TOP SCIENCE COMMMUNICATIONS HONOR GOES TO UNNATURAL CAUSES
October 1, 2009 Contact: Barrie McClune,
For Immediate Release email@example.com; 415-284-7800
TOP SCIENCE COMMMUNICATIONS HONOR
GOES TO UNNATURAL CAUSES
Documentary Series Changing the Way Americans Think About Health
San Francisco - Unnatural Causes: Is Inequality Making Us Sick?, the groundbreaking
documentary series exploring the root causes of America’s alarming class and racial inequities in
health, was named the winner of the 2009 TV / Radio / Film Award for science communication
by the National Academies yesterday. The prestigious prize is the latest of many won by the
four-hour series produced by California Newsreel with Vital Pictures.
While Congress debates health care reform, Unnatural Causes asks what makes Americans
healthy – or sick – in the first place, and offers new remedies for an ailing society. Unnatural
Causes demonstrates how health is shaped by far more than health care, bad habits, or unlucky
genes. Instead, it circles in on a slow killer in plain view: the class and racial inequities in the
rest of our lives – in the jobs we do, the wealth we enjoy, the neighborhoods we live in, the
schools we attend - can get under our skin as surely as germs and viruses. They kill more
Americans in a day than do global pandemics in a year. Socio-economic status, race and zip

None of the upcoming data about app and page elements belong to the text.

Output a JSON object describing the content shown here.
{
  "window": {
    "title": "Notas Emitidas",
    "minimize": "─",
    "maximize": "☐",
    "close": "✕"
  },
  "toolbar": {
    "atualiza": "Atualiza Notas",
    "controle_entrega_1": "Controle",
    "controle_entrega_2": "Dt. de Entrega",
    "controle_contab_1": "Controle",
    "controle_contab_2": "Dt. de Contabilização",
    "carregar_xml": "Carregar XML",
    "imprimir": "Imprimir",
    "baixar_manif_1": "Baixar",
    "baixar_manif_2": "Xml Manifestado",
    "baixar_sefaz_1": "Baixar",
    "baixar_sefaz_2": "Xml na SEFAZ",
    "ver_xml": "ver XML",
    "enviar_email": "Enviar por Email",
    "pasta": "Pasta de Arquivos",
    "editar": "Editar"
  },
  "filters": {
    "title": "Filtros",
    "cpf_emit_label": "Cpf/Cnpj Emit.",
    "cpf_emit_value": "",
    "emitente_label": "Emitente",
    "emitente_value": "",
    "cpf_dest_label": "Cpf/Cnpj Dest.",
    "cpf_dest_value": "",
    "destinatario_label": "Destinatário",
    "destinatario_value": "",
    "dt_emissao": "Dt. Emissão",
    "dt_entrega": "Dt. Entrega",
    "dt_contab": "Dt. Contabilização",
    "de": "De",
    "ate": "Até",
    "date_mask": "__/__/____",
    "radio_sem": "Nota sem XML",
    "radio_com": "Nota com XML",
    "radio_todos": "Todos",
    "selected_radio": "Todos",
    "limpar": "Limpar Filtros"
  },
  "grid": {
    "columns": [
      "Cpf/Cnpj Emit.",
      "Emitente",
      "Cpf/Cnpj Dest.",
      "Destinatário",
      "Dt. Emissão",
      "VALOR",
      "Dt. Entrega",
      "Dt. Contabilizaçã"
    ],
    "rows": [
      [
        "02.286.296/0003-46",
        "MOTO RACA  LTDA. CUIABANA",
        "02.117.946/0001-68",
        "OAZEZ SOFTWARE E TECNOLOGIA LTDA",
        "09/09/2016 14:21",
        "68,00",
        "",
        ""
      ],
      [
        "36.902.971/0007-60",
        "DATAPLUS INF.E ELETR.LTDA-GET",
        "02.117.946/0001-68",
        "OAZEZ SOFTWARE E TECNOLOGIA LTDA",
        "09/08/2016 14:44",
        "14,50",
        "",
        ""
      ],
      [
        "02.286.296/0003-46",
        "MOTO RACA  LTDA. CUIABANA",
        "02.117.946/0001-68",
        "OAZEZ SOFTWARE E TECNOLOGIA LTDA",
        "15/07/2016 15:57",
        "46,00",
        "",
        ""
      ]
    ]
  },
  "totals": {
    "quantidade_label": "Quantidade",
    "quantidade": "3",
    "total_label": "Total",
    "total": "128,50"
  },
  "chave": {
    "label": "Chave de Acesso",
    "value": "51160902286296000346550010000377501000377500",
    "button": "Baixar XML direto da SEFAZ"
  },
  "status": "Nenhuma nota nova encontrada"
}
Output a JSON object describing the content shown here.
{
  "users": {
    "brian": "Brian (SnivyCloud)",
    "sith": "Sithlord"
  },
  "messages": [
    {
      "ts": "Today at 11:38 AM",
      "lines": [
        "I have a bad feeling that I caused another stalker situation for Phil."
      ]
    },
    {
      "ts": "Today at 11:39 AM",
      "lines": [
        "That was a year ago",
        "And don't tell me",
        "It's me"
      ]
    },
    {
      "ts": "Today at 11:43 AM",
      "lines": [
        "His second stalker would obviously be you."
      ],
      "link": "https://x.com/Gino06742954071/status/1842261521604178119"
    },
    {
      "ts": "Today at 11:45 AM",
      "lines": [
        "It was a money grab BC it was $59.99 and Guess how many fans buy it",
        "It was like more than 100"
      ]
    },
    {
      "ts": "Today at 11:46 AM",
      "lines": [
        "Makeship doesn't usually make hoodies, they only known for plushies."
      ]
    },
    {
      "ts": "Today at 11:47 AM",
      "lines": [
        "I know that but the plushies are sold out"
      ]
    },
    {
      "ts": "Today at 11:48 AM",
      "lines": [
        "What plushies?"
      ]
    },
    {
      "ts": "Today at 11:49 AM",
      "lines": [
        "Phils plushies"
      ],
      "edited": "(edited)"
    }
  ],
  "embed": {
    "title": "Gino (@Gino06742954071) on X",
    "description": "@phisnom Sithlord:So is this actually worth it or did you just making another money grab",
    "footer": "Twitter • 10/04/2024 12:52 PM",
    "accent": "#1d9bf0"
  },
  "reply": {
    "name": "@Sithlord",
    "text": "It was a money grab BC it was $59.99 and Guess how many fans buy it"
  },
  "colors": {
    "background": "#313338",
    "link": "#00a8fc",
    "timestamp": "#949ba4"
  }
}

code are even stronger predictors of health and life expectancy than smoking.
The National Academies is the umbrella name for the National Academy of Sciences, National
Academy of Engineering, Institute of Medicine, and National Research Council. They provide
policy advice to the federal government under a congressional charter first passed and signed by
President Lincoln in 1863.
The National Academies judges committee was chaired by Donald Kennedy, past president of
Stanford University and editor-in-chief emeritus of Science. Unnatural Causes was singled out
for “putting a human face on one of the most complex issues in public health.” The three other
2009 winners are:
Neil Shubin for best book, Your Inner Fish: A Journey Into the 3.5-Billion-Year History of the
Human Body (Pantheon Books); Mark Johnson for newspaper / magazine reporting for “The
Good Cell” (Milwaukee Journal Sentinel); and NPR News for Online / Internet reporting for
Unnatural Causes has won praise from pundits around the country along with a duPont-
Columbia Award, the Congressional Black Caucus Health Braintrust Excellence in Journalism
Award, the Council on Foundations Henry Hampton Award and other honors. More than 15,000
community dialogues, policy forums, trainings, and town hall meetings built around screenings
of Unnatural Causes which have been reframing the way we think about health have been
convened since the series’ initial Spring 2008 PBS broadcast.
Unnatural Causes is being re-broadcast in October by many PBS stations (check local listings).
DVDs are available from California Newsreel at www.newsreel.org.
Unnatural Causes was produced by San Francisco’s California Newsreel (www.newsreel.org),
the country’s oldest non-profit documentary production and distribution center, now in its 41st
year, in association with Vital Pictures of Boston (www.vitalpix.com) It was presented on PBS
by the National Minority Consortia of public television. More information on the series,
including video clips and resources on health equity, can be found on the companion website at
For more information on Unnatural Causes, visit www.unnaturalcauses.org .
For the National Academies’ press release, visit:
To purchase DVDs: www.newsreel.org
Contact: Barrie McClune, 415-284-7800 ext 308, firstname.lastname@example.org, www.newsreel.org
Major funding for Unnatural Causes provided by the Ford Foundation, Corporation for Public
Broadcasting, W.K. Kellogg Foundation, he California Endowment, John D. and Catherine T.
MacArthur Foundation, the Joint Center Health Policy Institute, Kaiser Permanente, the Nathan
Cummings Foundation, and the Annie E. Casey Foundation. Additional funding provided by the
Akonadi Foundation, the Falk Fund and the Wallace Alexander Gerbode Foundation.
Additional outreach funding was provided by the Robert Wood Johnson Foundation and the
Open Society Institute.